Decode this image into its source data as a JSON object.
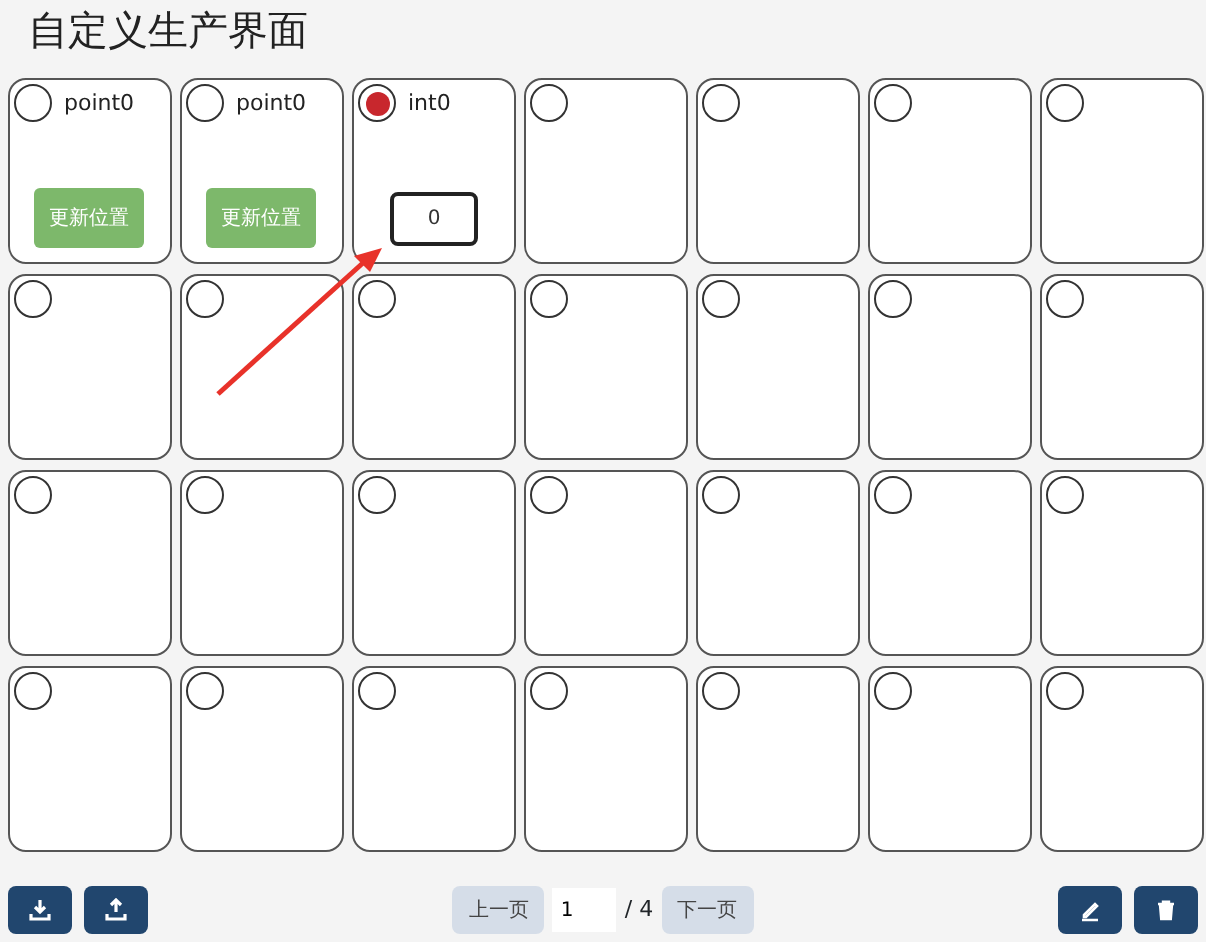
{
  "title": "自定义生产界面",
  "cells": [
    {
      "kind": "point",
      "label": "point0",
      "selected": false,
      "button": "更新位置"
    },
    {
      "kind": "point",
      "label": "point0",
      "selected": false,
      "button": "更新位置"
    },
    {
      "kind": "int",
      "label": "int0",
      "selected": true,
      "value": "0"
    },
    {
      "kind": "empty",
      "selected": false
    },
    {
      "kind": "empty",
      "selected": false
    },
    {
      "kind": "empty",
      "selected": false
    },
    {
      "kind": "empty",
      "selected": false
    },
    {
      "kind": "empty",
      "selected": false
    },
    {
      "kind": "empty",
      "selected": false
    },
    {
      "kind": "empty",
      "selected": false
    },
    {
      "kind": "empty",
      "selected": false
    },
    {
      "kind": "empty",
      "selected": false
    },
    {
      "kind": "empty",
      "selected": false
    },
    {
      "kind": "empty",
      "selected": false
    },
    {
      "kind": "empty",
      "selected": false
    },
    {
      "kind": "empty",
      "selected": false
    },
    {
      "kind": "empty",
      "selected": false
    },
    {
      "kind": "empty",
      "selected": false
    },
    {
      "kind": "empty",
      "selected": false
    },
    {
      "kind": "empty",
      "selected": false
    },
    {
      "kind": "empty",
      "selected": false
    },
    {
      "kind": "empty",
      "selected": false
    },
    {
      "kind": "empty",
      "selected": false
    },
    {
      "kind": "empty",
      "selected": false
    },
    {
      "kind": "empty",
      "selected": false
    },
    {
      "kind": "empty",
      "selected": false
    },
    {
      "kind": "empty",
      "selected": false
    },
    {
      "kind": "empty",
      "selected": false
    }
  ],
  "pagination": {
    "prev": "上一页",
    "page": "1",
    "total": "/ 4",
    "next": "下一页"
  }
}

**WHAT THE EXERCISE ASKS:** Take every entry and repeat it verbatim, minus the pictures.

**EXERCISE RESULT:**
Decode this image into its source data as a JSON object.
{
  "title": "自定义生产界面",
  "cells": [
    {
      "kind": "point",
      "label": "point0",
      "selected": false,
      "button": "更新位置"
    },
    {
      "kind": "point",
      "label": "point0",
      "selected": false,
      "button": "更新位置"
    },
    {
      "kind": "int",
      "label": "int0",
      "selected": true,
      "value": "0"
    },
    {
      "kind": "empty",
      "selected": false
    },
    {
      "kind": "empty",
      "selected": false
    },
    {
      "kind": "empty",
      "selected": false
    },
    {
      "kind": "empty",
      "selected": false
    },
    {
      "kind": "empty",
      "selected": false
    },
    {
      "kind": "empty",
      "selected": false
    },
    {
      "kind": "empty",
      "selected": false
    },
    {
      "kind": "empty",
      "selected": false
    },
    {
      "kind": "empty",
      "selected": false
    },
    {
      "kind": "empty",
      "selected": false
    },
    {
      "kind": "empty",
      "selected": false
    },
    {
      "kind": "empty",
      "selected": false
    },
    {
      "kind": "empty",
      "selected": false
    },
    {
      "kind": "empty",
      "selected": false
    },
    {
      "kind": "empty",
      "selected": false
    },
    {
      "kind": "empty",
      "selected": false
    },
    {
      "kind": "empty",
      "selected": false
    },
    {
      "kind": "empty",
      "selected": false
    },
    {
      "kind": "empty",
      "selected": false
    },
    {
      "kind": "empty",
      "selected": false
    },
    {
      "kind": "empty",
      "selected": false
    },
    {
      "kind": "empty",
      "selected": false
    },
    {
      "kind": "empty",
      "selected": false
    },
    {
      "kind": "empty",
      "selected": false
    },
    {
      "kind": "empty",
      "selected": false
    }
  ],
  "pagination": {
    "prev": "上一页",
    "page": "1",
    "total": "/ 4",
    "next": "下一页"
  }
}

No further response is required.